Subconsciously, do you think that helped transform your ideas, your ideals, and your thoughts about starting a company?
Well, I think I was pretty young at that time. I'm 48 now. I think at that time, I was under ten, maybe eight or nine, maybe ten. Well. I don't know, sixth grade whatever that is, ten, eleven, twelve, something like that. I did see you can feel the struggle, even though my parents never talked about it, but we were okay and I don't remember ever a time with my parents that we, you know, had bill collectors calling or we were late on mortgages.
Episode 1 · 4 months ago
Justin Alanis took a personal frustration within the rental industry and turned his idea into a $57 Million all cash acquisition. In this episode, Justin shares his story on raising money, having less than 3 months of cash left, and what eventually led to a major acquisition by Real Page, a $7 Billion publicly traded company.

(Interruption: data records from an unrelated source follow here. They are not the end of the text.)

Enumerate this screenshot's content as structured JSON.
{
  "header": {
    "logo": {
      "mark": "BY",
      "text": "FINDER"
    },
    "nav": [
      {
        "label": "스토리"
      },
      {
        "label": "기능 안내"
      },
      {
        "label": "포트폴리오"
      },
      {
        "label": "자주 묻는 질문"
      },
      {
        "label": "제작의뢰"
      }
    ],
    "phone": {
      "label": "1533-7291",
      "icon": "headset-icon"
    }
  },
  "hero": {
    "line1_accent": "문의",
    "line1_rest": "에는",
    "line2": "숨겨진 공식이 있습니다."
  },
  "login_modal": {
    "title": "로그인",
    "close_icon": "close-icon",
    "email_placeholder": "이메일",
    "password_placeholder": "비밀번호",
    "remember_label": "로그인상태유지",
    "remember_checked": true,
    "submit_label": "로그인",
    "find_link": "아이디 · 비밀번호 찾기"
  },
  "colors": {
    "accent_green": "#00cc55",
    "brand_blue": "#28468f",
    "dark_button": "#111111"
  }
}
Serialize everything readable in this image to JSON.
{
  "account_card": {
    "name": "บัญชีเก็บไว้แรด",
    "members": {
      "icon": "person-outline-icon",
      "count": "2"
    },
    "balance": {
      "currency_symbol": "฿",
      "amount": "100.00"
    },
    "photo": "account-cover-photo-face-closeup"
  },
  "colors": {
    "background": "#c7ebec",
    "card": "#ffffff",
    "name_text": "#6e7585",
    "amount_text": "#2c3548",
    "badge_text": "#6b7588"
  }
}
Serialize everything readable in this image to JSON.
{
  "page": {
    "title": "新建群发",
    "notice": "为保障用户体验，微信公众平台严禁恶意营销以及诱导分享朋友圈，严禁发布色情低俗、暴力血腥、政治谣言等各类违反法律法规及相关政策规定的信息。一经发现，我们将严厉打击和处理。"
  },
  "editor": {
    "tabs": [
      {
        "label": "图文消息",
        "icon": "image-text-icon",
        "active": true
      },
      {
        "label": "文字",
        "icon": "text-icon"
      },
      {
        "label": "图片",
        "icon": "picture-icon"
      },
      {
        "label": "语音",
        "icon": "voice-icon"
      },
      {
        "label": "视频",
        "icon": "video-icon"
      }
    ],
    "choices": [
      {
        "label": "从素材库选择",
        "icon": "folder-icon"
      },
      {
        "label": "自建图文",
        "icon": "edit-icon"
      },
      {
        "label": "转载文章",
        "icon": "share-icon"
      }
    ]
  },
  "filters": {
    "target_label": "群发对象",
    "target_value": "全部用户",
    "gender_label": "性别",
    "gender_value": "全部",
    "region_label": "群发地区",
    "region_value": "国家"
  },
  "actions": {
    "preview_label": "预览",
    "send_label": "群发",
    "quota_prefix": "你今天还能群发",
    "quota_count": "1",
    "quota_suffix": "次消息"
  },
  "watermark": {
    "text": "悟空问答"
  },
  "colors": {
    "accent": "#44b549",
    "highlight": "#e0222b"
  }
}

Justin describes how he went from an idea to getting his first $25k check from Sean Conway, his good friend, to help with getting things set up. He leveraged FOMO (Fear Of Missing Out] and salesmanship to sell the idea to customers before a single line of code was even developed. This led to his first $1.2MM seed round, which eventually led to raising over $20MM from institutional VCs and ultimately an exit. This is his story.
- How Justin leveraged a from potential customers to raise his first $1.2MM.
- How a , made Rentlytics 8% more on their acquisition price.
- Justin has started a new company and he is doing differently.
Welcome to the very first episode of the Big Exit, I'm your host Dan Daugherty and I'm very excited to have Justin Alanis as my first guest. Justin built and sold his previous company for $57 million in cash to Real Page in 2018. Justin, thank you for joining us.
Thanks for having me Dan, I did not realize that I would be the first guest, I'm honored.
Well, thank you and, as you know, we go way back. For the listeners listening. I met Justin - Gosh, probably what seven or eight years ago when you first closed your seed round and we were at a conference - I think in San Francisco it was probably AIM or NAA and you had a small little booth. I think it was you and one other person and you and I hit it off. Fast forward eight years later and you having a really big exit to Real Page, which is a publicly traded company worth about seven billion dollars.
Yeah, it was an amazing journey now that you think back all the way back to that time. Probably when I met you, we probably didn't even have a product yet. Frankly, we were probably pitching vaporware at the time, but ultimately, as you know, we were able to build what our customers wanted and yeah did have a a relatively successful exit to Real Page at the end of the day.
Well, let's start at the very beginning. why did you build Rentlytics? What challenges or problems were you solving for?
I think, like a lot of other entrepreneurs who don't come from the tech world or maybe even some that do come from the tech world, I was solving my own personal frustration in my previous job. I started my career in commercial real estate - private equity and I bounced around to a couple of different companies and started out as an analyst early on and then rose up to becoming a VP and partner at a large real estate private Equity Company.
All throughout my journey. I saw the same problems over and over again. The problem really revolved around data and access to information. It was crazy to me that I was running a multibillion dollar portfolio and yet I didn't have access to my information, except on maybe a monthly or quarterly basis.
The information was not that good when I got it. It made no sense to me that I could not get access to information in real time to be able to make more sophisticated and data driven decisions across my portfolio. So I I moved to San Francisco in 2010 to be with my fiance at the time, now my wife, and I saw my other friends in technology.